## WHAT YOU NEED TO DO
All lines that hold the string "triangle" should be copied. Find them in the listing below.
(Beginning of DATASET EXTRACT)
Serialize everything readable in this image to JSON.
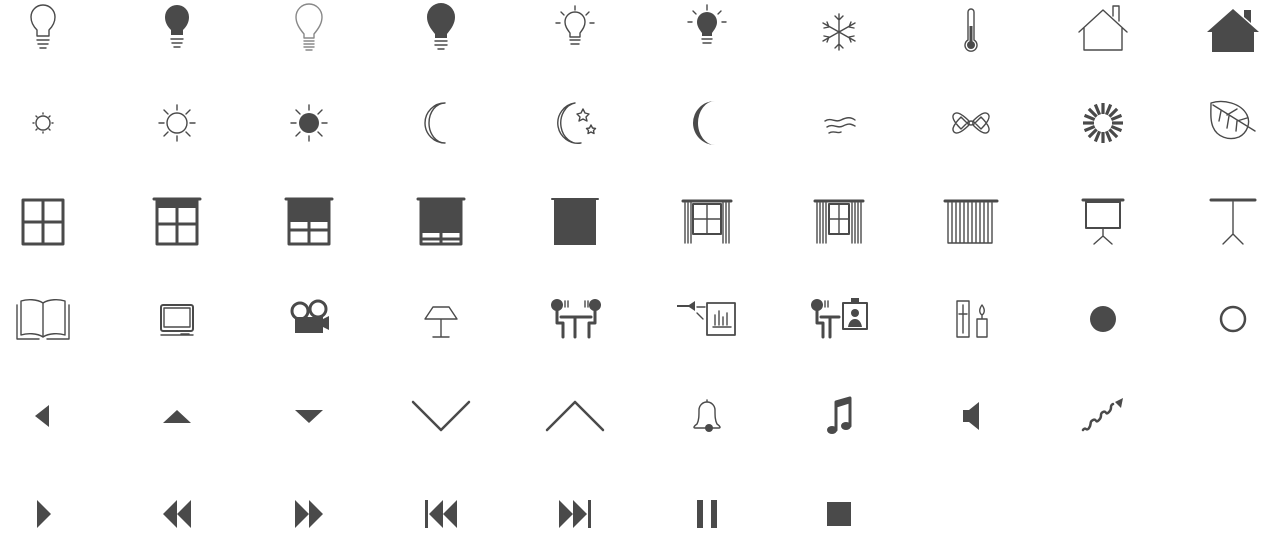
{
  "palette": {
    "icon_color": "#4a4a4a",
    "background": "#ffffff"
  },
  "rows": [
    [
      "light-bulb-outline-icon",
      "light-bulb-filled-icon",
      "light-bulb-clear-icon",
      "light-bulb-large-filled-icon",
      "light-bulb-on-outline-icon",
      "light-bulb-on-filled-icon",
      "snowflake-icon",
      "thermometer-icon",
      "house-outline-icon",
      "house-filled-icon"
    ],
    [
      "sun-small-icon",
      "sun-outline-icon",
      "sun-filled-icon",
      "moon-outline-icon",
      "moon-and-stars-icon",
      "moon-filled-icon",
      "wind-icon",
      "fan-icon",
      "spinner-burst-icon",
      "leaf-icon"
    ],
    [
      "window-open-icon",
      "window-blind-quarter-icon",
      "window-blind-half-icon",
      "window-blind-three-quarter-icon",
      "window-blind-closed-icon",
      "curtains-open-icon",
      "curtains-half-icon",
      "curtains-closed-icon",
      "projection-screen-icon",
      "projection-screen-rolled-icon"
    ],
    [
      "open-book-icon",
      "television-icon",
      "film-projector-icon",
      "table-lamp-icon",
      "conference-table-icon",
      "video-presentation-icon",
      "video-conference-icon",
      "dimmer-candle-icon",
      "dot-filled-icon",
      "dot-outline-icon"
    ],
    [
      "triangle-left-icon",
      "triangle-up-icon",
      "triangle-down-icon",
      "chevron-down-icon",
      "chevron-up-icon",
      "bell-icon",
      "music-note-icon",
      "speaker-icon",
      "squiggle-arrow-icon",
      ""
    ],
    [
      "play-icon",
      "rewind-icon",
      "fast-forward-icon",
      "skip-previous-icon",
      "skip-next-icon",
      "pause-icon",
      "stop-icon",
      "",
      "",
      ""
    ]
  ]
}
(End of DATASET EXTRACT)
## THE ANSWER
      "triangle-left-icon",
      "triangle-up-icon",
      "triangle-down-icon",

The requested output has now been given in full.